Then I ran across the aforementioned quote by Robert Fulghum and it sort of sucked the wind out of my sails, and my iceberg of problems instantly dissolved into a puddle of very minor inconveniences. The fact that we have so many wonderful things in our lives to be inconvenienced by is a true gift; computers, phones, cars, our jobs, home maintenance and repairs — we could also include those minor aches and pains and even many of the challenges in our relationships with friends and family. In other words, unless you are on your way to the hospital, or living on the street and have nothing to eat, a detour on the road called “your daily life” is not so much a problem–it’s an inconvenience.
Remembering how blessed we are by our “inconveniences” seems to be a lesson that most of us, including me, need to be reminded of on a regular basis.
Speaking of the ongoing detours life puts in front of us, this past weekend while returning from a speaking engagement in Las Vegas and eager to get home, Diane and I became stuck in a major freeway traffic jam — cars were backed up and at a standstill for miles.
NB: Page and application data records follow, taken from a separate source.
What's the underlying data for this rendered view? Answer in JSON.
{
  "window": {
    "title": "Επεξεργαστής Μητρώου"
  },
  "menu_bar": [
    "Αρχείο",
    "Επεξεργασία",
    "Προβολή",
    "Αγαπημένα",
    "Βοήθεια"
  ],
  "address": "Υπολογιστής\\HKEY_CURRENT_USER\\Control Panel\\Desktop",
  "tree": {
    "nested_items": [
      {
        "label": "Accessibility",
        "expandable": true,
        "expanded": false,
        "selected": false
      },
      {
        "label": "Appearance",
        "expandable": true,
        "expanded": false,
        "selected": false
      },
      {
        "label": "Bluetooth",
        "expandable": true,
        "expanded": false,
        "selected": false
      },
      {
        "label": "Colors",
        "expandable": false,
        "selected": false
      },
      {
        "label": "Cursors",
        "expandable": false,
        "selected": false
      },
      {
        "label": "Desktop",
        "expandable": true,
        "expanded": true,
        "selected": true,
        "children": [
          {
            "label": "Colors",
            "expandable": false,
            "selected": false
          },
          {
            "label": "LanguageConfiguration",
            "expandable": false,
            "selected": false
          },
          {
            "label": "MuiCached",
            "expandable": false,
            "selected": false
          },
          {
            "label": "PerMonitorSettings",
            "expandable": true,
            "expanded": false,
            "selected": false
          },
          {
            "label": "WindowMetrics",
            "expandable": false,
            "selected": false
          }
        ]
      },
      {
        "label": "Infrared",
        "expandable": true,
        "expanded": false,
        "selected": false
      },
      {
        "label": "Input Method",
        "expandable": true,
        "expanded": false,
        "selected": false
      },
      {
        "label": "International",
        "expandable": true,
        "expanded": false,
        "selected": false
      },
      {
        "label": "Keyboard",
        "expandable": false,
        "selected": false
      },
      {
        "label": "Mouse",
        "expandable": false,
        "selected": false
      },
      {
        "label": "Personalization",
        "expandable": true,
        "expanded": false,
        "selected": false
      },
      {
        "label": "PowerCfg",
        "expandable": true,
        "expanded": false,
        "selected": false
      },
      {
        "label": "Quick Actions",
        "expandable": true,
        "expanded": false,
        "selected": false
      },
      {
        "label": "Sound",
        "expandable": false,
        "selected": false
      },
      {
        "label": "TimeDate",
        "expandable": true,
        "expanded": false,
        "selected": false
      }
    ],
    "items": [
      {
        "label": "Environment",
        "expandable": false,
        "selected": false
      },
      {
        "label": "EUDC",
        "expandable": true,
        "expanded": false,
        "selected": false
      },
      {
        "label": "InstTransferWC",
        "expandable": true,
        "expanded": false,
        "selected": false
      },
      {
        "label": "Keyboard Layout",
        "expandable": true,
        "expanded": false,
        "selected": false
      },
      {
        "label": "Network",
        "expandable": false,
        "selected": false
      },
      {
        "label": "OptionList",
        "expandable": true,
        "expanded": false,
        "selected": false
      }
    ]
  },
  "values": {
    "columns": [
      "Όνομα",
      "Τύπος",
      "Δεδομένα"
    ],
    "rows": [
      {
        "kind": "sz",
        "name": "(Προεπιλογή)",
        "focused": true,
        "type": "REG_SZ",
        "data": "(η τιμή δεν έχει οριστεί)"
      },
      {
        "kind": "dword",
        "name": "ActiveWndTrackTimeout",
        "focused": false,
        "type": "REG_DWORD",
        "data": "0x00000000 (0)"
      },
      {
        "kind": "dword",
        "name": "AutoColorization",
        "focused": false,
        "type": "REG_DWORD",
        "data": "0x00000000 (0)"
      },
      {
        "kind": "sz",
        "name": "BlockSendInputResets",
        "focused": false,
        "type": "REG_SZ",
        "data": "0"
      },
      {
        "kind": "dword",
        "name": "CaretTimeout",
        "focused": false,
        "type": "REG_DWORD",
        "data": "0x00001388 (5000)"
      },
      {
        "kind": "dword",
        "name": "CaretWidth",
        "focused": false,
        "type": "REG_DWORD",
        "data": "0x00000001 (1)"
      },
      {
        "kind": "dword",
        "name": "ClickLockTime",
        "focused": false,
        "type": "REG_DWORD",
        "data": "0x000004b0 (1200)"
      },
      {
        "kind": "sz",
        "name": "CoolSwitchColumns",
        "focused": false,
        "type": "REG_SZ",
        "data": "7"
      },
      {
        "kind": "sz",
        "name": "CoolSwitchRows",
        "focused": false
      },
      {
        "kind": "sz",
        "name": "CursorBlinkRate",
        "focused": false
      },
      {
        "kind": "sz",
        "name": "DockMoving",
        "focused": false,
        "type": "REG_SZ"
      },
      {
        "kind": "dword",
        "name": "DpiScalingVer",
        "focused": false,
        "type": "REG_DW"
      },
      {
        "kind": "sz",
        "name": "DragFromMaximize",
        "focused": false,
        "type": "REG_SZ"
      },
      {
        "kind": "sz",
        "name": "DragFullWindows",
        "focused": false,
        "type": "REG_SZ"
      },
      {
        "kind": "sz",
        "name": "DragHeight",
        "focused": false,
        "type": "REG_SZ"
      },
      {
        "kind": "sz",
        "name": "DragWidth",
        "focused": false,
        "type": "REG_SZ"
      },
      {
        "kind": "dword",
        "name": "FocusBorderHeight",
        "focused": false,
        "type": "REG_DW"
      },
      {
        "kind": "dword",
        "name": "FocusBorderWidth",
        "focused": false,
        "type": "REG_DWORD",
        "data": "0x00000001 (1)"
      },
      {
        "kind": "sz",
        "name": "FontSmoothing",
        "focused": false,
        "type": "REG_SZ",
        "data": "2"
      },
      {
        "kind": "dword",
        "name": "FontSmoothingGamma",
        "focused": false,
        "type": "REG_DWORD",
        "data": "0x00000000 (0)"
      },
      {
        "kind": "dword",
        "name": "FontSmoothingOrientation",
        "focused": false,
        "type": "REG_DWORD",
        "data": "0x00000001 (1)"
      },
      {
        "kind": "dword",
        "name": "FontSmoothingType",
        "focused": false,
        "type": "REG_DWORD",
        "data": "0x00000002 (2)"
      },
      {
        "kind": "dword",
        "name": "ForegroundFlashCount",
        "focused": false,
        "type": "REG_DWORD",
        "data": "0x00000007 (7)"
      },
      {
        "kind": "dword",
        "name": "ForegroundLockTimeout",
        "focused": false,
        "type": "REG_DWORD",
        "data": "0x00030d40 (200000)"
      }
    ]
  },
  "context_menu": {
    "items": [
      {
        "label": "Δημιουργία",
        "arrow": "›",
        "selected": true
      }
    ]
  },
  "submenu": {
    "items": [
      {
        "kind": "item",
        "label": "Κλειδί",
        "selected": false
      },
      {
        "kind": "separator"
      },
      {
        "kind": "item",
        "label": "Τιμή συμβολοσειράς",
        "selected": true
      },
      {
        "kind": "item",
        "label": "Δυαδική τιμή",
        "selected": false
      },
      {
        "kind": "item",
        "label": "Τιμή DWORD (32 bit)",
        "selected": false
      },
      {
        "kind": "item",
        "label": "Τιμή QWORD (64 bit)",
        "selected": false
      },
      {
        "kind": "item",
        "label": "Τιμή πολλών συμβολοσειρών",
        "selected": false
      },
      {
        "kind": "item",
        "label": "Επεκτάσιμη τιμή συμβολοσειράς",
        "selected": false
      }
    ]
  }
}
At the time I saw it more as a problem than an inconvenience because I had consumed about four cups of coffee, a coke, and several bottles of water and was particularly in need of a restroom. Eventually, every car was sloooowly directed off the freeway and detoured through a number of side streets.
As it turned out the cause of the backup and detour was a brush fire along the freeway. It was only then that we learned there had just been a flash flood in the high desert area we had passed through which severely damaged a number of homes and automobiles. Diane was quick to remind me (and rightfully so) that, given all that had transpired that day, I did not really have a problem; I was merely being inconvenienced, and she was correct.
Everything is relative to our current experience and our perspective of it. The differences between our problems and our inconveniences become even more obvious when we consider the incomprehensible pain and suffering of the men, women and children all around the world who are caught in the middle of warring nations or famine and lack of clean water. I don’t bring all of this up to cause us to feel guilty about how blessed our lives may be — I bring it up as a reminder that perspective is everything. As Robert Fulghum reminds us, one needs to learn the difference between an inconvenience and a problem because in so doing life not only becomes more manageable, it becomes more meaningful.
If you are so inclined, the question I would invite you to do some self-inquiry around today is this: Where in your life might you have mistaken an inconvenience as a problem? Taking time to put things in proper perspective is a wise thing to do. The practice is to learn the difference between your inconveniences and problems and appreciate them: just consider how blessed you are to have so many inconveniences and so few problems. If you do, when a true “problem” does show up you will be able to recognize it and mindfully respond to it rather than mindlessly react to it.
This post originally appeared on Sivana East.
Love this? Want more? Like Soul Anatomy on Facebook and follow us on Twitter.
Read this next:
- 6 Ways We Insulate Our Worldviews (And Why We Can't Believe Other People's Truths Are Valid)
- Don't Set Yourself On Fire To Keep Other People Warm
- 20 Questions: Emma Gannon
- The Sanity Of Madness – VIDEO
- The ABCs Of Moving Past A Creative Plateau
- The Pain And Power Of Taking Responsibility For Your Life